Description of the task: When a line of the records below contains the string "Lead", copy that whole line.

Source records:
**********

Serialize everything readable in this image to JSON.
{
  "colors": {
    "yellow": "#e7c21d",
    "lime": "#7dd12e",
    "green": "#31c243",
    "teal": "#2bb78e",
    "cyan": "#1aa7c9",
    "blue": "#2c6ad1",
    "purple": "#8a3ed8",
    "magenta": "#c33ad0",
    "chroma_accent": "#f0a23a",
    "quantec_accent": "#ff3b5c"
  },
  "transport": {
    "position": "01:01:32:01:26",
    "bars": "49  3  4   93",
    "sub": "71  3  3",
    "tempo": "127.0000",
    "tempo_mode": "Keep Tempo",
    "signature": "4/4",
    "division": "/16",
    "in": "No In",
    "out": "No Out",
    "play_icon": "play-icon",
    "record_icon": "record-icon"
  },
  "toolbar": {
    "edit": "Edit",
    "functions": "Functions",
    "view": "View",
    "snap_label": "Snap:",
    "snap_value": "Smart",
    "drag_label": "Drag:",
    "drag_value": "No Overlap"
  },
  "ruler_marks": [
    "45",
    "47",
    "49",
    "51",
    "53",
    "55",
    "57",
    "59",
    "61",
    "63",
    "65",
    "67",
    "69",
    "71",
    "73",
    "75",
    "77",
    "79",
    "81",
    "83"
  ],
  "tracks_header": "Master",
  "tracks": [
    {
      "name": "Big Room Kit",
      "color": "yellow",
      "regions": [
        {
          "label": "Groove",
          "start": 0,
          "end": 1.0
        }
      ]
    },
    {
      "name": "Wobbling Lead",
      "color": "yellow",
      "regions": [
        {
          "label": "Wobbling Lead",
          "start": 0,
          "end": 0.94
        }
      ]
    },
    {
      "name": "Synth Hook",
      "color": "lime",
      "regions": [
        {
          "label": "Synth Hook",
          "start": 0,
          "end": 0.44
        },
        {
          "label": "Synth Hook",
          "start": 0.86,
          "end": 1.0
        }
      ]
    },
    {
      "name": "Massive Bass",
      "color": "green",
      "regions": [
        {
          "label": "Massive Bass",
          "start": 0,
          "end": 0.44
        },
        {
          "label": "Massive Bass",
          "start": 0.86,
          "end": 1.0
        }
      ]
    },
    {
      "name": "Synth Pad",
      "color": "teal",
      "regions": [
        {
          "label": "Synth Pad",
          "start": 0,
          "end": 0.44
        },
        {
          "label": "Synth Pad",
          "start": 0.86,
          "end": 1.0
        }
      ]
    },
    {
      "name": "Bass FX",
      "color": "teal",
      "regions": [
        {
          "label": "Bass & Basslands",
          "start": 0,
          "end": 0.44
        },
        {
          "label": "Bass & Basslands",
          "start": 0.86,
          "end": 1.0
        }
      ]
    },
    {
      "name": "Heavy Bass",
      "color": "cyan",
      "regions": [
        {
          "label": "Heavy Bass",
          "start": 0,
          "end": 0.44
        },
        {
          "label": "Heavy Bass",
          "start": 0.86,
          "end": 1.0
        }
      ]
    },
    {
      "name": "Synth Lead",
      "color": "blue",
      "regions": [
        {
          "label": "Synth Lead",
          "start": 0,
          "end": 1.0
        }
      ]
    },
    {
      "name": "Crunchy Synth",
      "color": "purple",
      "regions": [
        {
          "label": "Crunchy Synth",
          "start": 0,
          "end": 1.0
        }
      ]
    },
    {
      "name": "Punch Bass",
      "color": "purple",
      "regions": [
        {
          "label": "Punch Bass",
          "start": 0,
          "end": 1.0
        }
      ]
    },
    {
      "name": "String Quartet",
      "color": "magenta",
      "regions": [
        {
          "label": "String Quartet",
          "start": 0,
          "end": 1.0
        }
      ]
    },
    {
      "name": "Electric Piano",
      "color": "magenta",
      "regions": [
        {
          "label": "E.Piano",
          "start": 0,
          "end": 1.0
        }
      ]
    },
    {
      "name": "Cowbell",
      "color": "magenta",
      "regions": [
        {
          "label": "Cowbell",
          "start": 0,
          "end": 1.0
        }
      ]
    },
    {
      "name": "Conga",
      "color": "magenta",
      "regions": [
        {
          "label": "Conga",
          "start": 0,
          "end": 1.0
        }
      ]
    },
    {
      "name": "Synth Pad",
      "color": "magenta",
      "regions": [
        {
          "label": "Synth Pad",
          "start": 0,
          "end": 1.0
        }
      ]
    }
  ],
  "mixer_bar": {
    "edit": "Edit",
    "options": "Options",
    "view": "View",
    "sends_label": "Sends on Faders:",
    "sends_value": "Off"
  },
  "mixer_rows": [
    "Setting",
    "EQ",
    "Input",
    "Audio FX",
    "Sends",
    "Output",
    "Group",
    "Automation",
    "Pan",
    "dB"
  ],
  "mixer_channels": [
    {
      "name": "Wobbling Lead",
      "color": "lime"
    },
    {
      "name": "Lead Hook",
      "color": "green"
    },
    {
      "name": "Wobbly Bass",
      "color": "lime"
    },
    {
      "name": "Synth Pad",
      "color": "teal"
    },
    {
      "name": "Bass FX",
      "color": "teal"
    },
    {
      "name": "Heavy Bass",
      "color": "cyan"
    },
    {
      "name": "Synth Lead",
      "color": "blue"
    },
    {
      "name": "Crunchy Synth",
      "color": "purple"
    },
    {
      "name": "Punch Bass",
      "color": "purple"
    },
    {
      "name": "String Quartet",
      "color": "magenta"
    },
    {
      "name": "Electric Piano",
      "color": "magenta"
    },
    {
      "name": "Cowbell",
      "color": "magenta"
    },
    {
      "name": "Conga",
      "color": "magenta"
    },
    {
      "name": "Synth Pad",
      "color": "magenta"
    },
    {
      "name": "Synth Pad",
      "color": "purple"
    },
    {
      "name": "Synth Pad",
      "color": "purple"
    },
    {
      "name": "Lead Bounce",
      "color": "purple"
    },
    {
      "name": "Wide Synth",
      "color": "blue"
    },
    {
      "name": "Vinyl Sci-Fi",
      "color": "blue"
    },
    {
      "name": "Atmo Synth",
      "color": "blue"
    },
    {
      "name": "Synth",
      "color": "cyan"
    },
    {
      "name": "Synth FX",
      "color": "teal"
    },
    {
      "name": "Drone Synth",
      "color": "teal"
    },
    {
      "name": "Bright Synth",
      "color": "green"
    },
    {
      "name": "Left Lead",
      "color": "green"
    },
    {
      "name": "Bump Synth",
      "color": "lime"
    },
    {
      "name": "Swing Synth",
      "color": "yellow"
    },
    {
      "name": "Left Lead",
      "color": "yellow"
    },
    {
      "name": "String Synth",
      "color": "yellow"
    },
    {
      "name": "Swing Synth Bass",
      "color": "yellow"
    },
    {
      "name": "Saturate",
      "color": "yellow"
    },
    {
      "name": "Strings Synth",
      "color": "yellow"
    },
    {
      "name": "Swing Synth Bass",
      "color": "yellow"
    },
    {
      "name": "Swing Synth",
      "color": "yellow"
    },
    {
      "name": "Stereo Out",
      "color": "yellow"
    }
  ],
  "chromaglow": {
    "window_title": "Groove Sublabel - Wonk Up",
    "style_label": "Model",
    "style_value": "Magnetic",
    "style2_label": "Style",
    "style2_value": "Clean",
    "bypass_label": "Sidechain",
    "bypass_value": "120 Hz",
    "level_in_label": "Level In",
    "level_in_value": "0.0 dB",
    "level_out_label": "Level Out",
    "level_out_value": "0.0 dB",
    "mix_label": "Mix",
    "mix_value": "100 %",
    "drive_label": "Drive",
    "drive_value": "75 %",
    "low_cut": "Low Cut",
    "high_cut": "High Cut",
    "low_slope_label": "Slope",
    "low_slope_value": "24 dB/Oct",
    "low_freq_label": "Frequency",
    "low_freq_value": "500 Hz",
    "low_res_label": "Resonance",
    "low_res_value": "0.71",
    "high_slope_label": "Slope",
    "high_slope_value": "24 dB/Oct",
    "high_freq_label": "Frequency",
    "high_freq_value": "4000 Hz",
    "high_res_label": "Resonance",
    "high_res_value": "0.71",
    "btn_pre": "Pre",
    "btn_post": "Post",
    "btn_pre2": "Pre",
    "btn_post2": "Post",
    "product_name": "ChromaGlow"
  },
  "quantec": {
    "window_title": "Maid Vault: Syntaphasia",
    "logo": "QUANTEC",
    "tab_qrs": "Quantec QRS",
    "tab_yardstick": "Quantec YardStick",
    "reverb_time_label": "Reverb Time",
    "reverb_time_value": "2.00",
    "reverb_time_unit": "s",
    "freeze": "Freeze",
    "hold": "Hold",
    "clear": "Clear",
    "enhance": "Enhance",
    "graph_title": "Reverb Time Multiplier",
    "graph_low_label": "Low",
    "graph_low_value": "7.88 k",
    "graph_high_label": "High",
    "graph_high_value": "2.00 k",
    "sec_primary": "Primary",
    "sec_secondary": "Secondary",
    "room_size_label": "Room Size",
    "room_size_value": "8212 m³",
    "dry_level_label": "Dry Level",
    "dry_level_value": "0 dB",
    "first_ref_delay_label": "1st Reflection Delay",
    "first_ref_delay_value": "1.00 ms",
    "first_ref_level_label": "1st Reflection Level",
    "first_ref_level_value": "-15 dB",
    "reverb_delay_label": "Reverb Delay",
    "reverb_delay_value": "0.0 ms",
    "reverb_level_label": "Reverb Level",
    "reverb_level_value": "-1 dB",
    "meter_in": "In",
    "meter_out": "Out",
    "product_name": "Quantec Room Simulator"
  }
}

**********

The answer:
      "name": "Wobbling Lead",
          "label": "Wobbling Lead",
      "name": "Synth Lead",
          "label": "Synth Lead",
      "name": "Wobbling Lead",
      "name": "Lead Hook",
      "name": "Synth Lead",
      "name": "Lead Bounce",
      "name": "Left Lead",
      "name": "Left Lead",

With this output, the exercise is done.